DIRECTIONS -
A word-for-word copy of the data, with no images, is the required answer.

Segment Start: DATA SUPPLIED

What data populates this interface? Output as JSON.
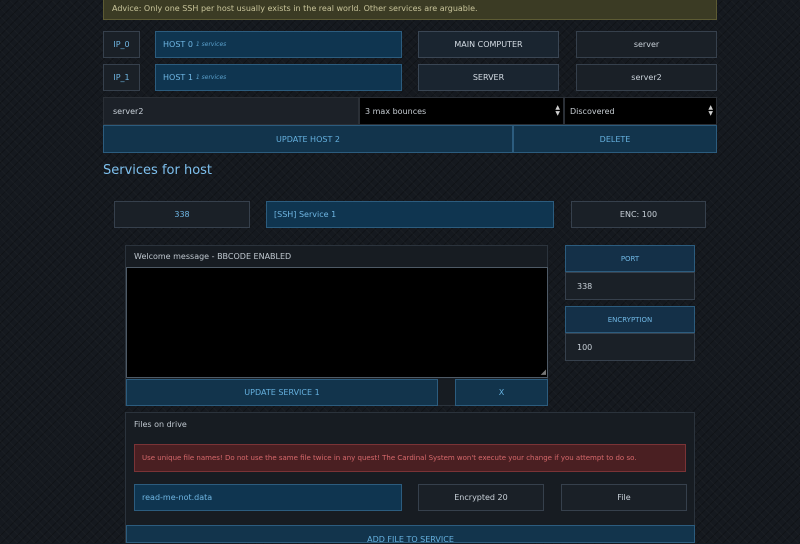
{
  "advice": "Advice: Only one SSH per host usually exists in the real world. Other services are arguable.",
  "hosts": [
    {
      "ip": "IP_0",
      "name": "HOST 0",
      "services": "1 services",
      "type_button": "MAIN COMPUTER",
      "hostname": "server"
    },
    {
      "ip": "IP_1",
      "name": "HOST 1",
      "services": "1 services",
      "type_button": "SERVER",
      "hostname": "server2"
    }
  ],
  "edit_host": {
    "name_value": "server2",
    "bounces_value": "3 max bounces",
    "state_value": "Discovered",
    "update_label": "UPDATE HOST 2",
    "delete_label": "DELETE"
  },
  "services_heading": "Services for host",
  "service": {
    "port": "338",
    "name": "[SSH] Service 1",
    "enc": "ENC: 100",
    "welcome_label": "Welcome message - BBCODE ENABLED",
    "welcome_text": "",
    "update_label": "UPDATE SERVICE 1",
    "x_label": "X",
    "port_label": "PORT",
    "port_value": "338",
    "encryption_label": "ENCRYPTION",
    "encryption_value": "100"
  },
  "files": {
    "heading": "Files on drive",
    "warning": "Use unique file names! Do not use the same file twice in any quest! The Cardinal System won't execute your change if you attempt to do so.",
    "file_name": "read-me-not.data",
    "file_enc": "Encrypted 20",
    "file_type": "File",
    "add_label": "ADD FILE TO SERVICE"
  },
  "colors": {
    "accent": "#6fb6e3",
    "warning": "#d6686b",
    "background": "#15191f"
  }
}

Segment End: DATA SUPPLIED

OUTPUT BELOW -
What data populates this interface? Output as JSON.
{
  "advice": "Advice: Only one SSH per host usually exists in the real world. Other services are arguable.",
  "hosts": [
    {
      "ip": "IP_0",
      "name": "HOST 0",
      "services": "1 services",
      "type_button": "MAIN COMPUTER",
      "hostname": "server"
    },
    {
      "ip": "IP_1",
      "name": "HOST 1",
      "services": "1 services",
      "type_button": "SERVER",
      "hostname": "server2"
    }
  ],
  "edit_host": {
    "name_value": "server2",
    "bounces_value": "3 max bounces",
    "state_value": "Discovered",
    "update_label": "UPDATE HOST 2",
    "delete_label": "DELETE"
  },
  "services_heading": "Services for host",
  "service": {
    "port": "338",
    "name": "[SSH] Service 1",
    "enc": "ENC: 100",
    "welcome_label": "Welcome message - BBCODE ENABLED",
    "welcome_text": "",
    "update_label": "UPDATE SERVICE 1",
    "x_label": "X",
    "port_label": "PORT",
    "port_value": "338",
    "encryption_label": "ENCRYPTION",
    "encryption_value": "100"
  },
  "files": {
    "heading": "Files on drive",
    "warning": "Use unique file names! Do not use the same file twice in any quest! The Cardinal System won't execute your change if you attempt to do so.",
    "file_name": "read-me-not.data",
    "file_enc": "Encrypted 20",
    "file_type": "File",
    "add_label": "ADD FILE TO SERVICE"
  },
  "colors": {
    "accent": "#6fb6e3",
    "warning": "#d6686b",
    "background": "#15191f"
  }
}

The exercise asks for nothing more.